The Humanist Party of Angola (PHA) questioned today the “excess” of ballots in each electoral assembly, “100 ballots for 750 voters”, for the general elections, and the “destination of the surplus”, asking the electoral entity for clarification.
“On the ballot paper, today with the change in the law (on general elections) it is said that in each polling station there must be up to 750 people and despite this change the CNE (National Electoral Commission) ordered packages of 100 ballot papers. vote”, PHA’s representative, Nsimba Luwawa, told Lusa today.
Even with the change in the law, the politician observed, “the CNE ordered volumes of 100 ballot papers, for each assembly, but it can be seen that there is an excess here, that is, those ballots that are left over, what treatment will be given to this excess?” he asked.

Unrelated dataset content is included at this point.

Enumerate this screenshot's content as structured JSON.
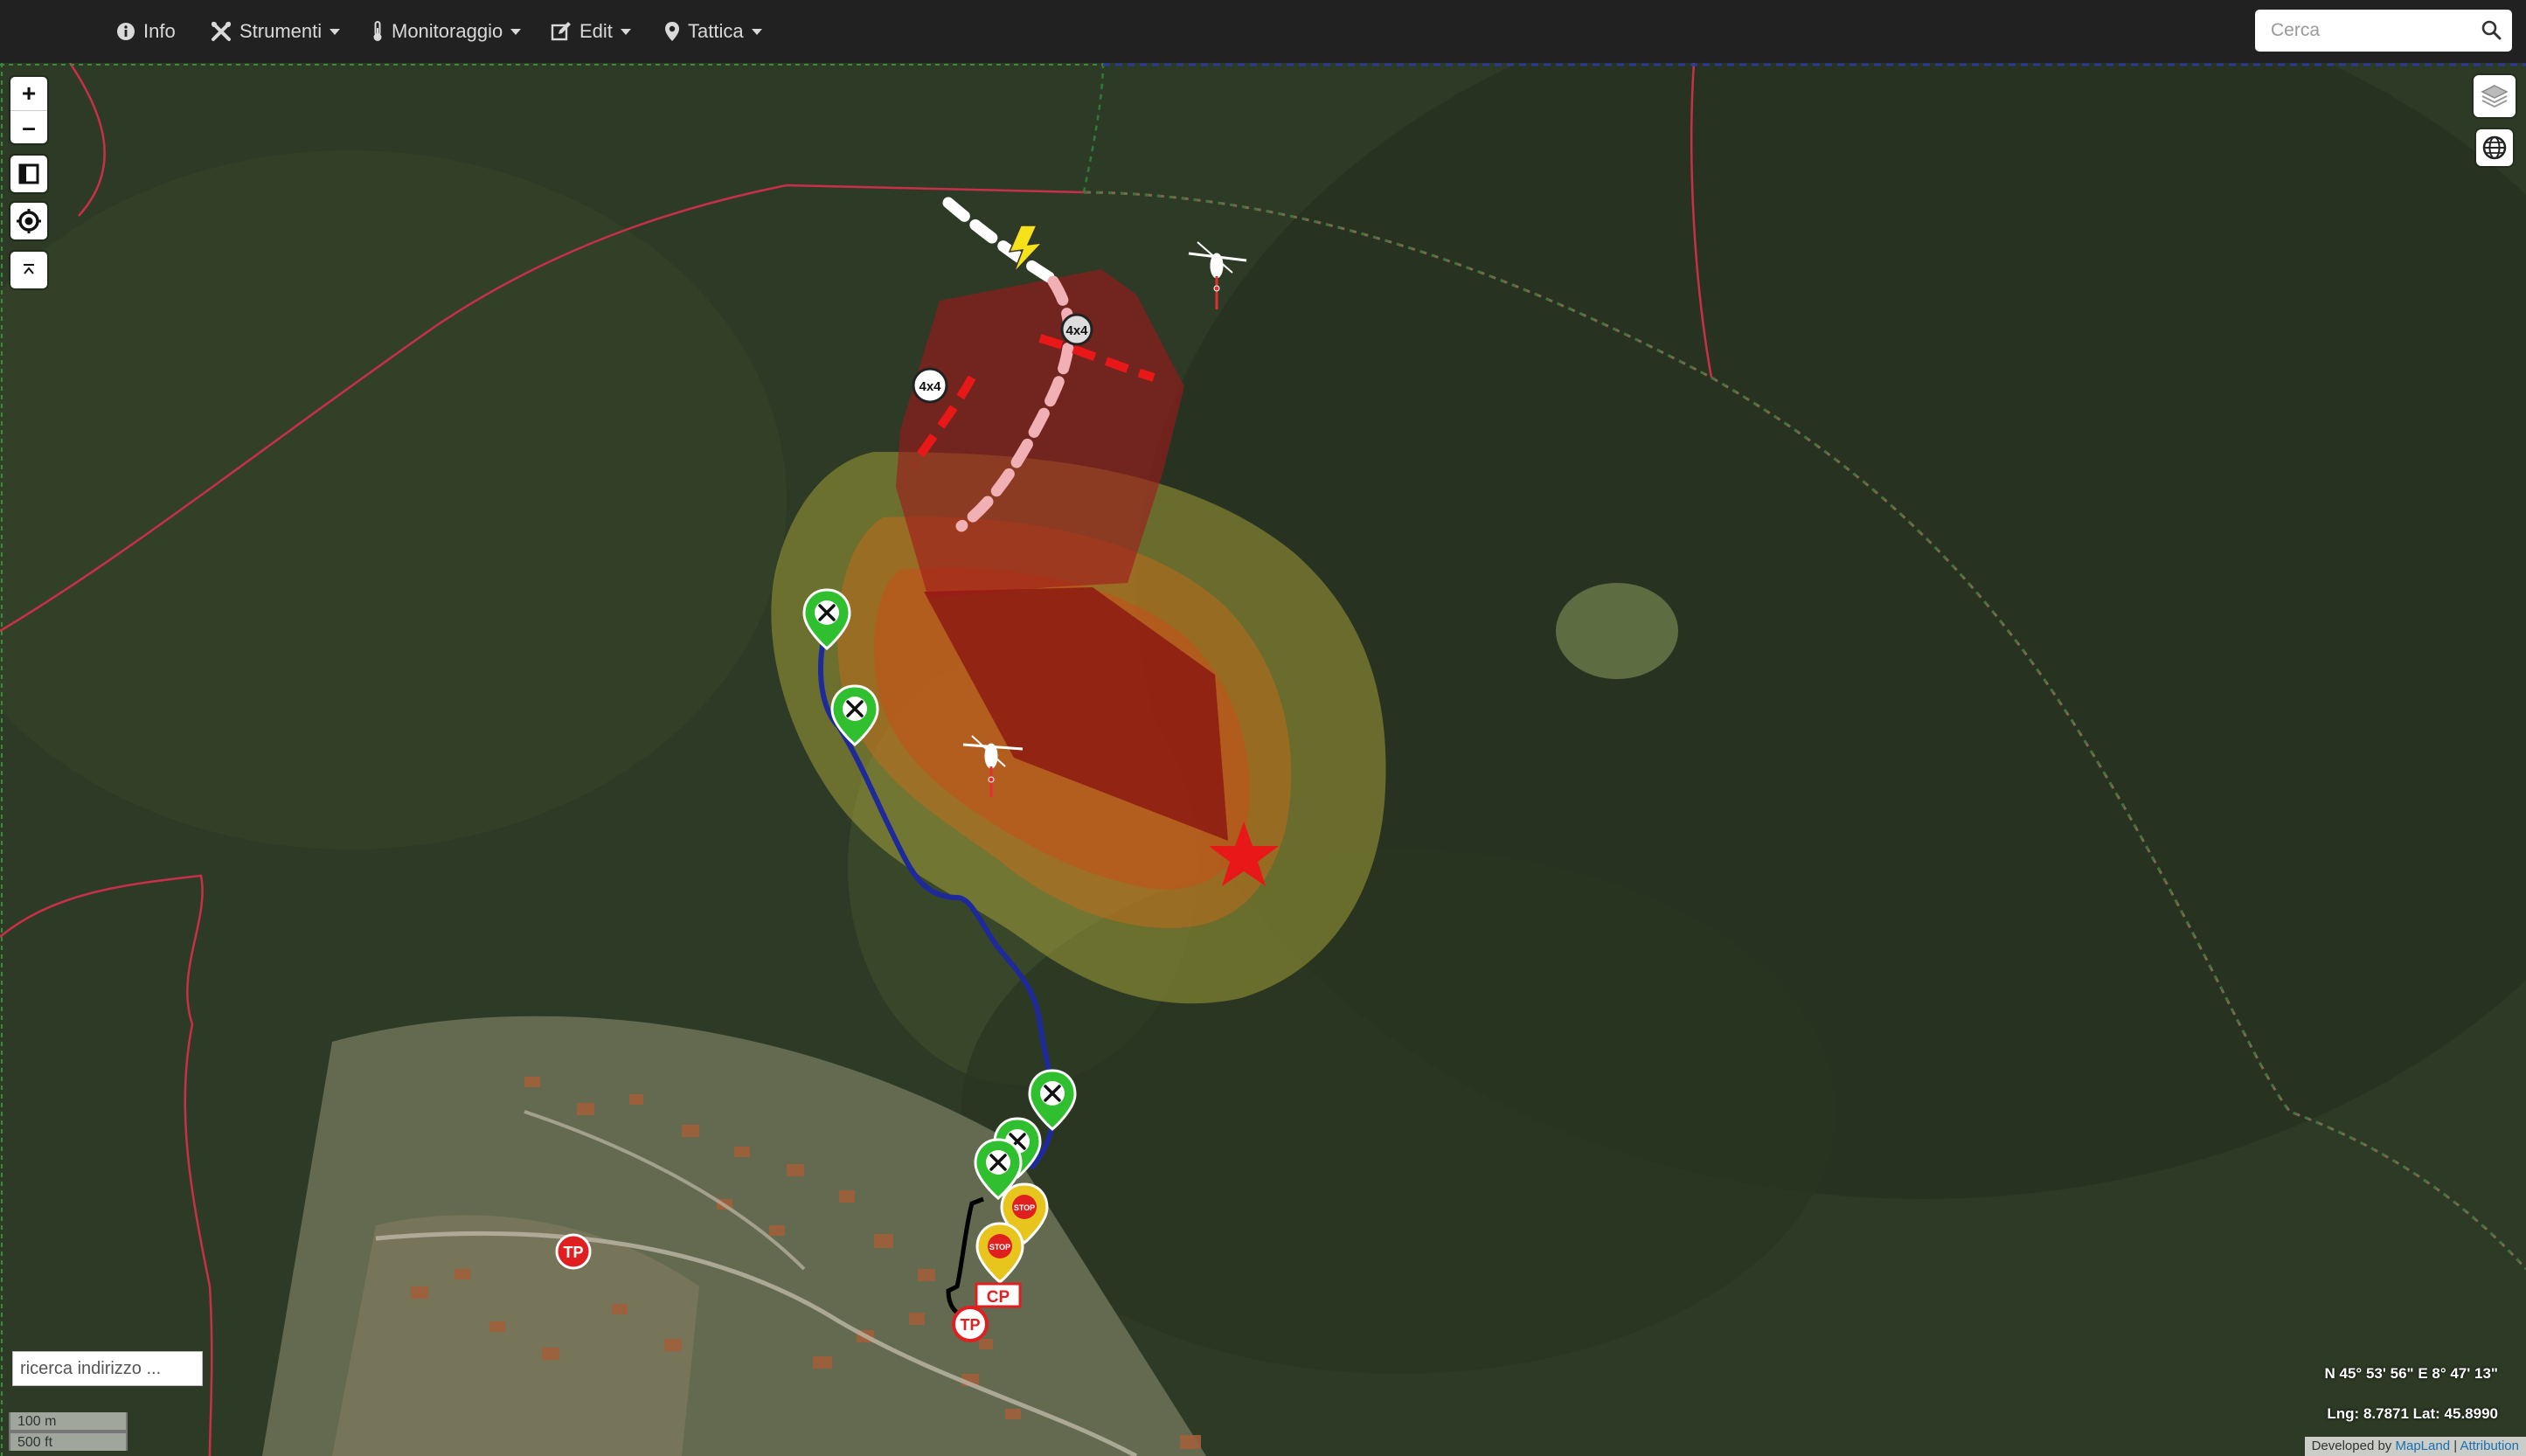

“What guarantees does the CNE have for controlling this excess”, asked again the representative of the PHA, a party that saw its request for clarification on the lack of publication of the list of voters for months of voting rejected last Saturday.
According to CNE spokesman Lucas Quilundo, this request by the PHA, the party competing in the August 24 elections, was rejected by the plenary of the electoral body for having been made “out of time”.
Today, Nsimba Luwawa explained that the dismissed complaint is part of a package of complaints sent to the CNE, noting that the electoral body responded “partially” to his complaints.
“Actually, there were several points that we raised, some were requests for complaints and others we would really like to be answered”, he stressed.
“For example, we raised an issue regarding the ballot paper, we raised the issue related to the list of voters per polling station, we also raised the issue related to voting outside the designated place”, he highlighted.
For the representative of the party led by Florbela Malaquias, a lawyer and former journalist, the issue of off-site voting is mainly centered on list delegates.
“Especially for people who will work at polling stations, especially list delegates, we wanted to know from the CNE what the security conditions are for these people and the other issue has to do with the minutes of the polling stations”, he stressed.
A large part of “our concerns”, he added, “were not answered” by the CNE: “That is why we have already positioned ourselves and sent our position today”, concluded Nsimba Luwawa.
The Angolan general elections, the fifth ballot in the country’s political history, are scheduled for August 24th and eight political groups, campaigning since July 24th, are chasing votes across the country.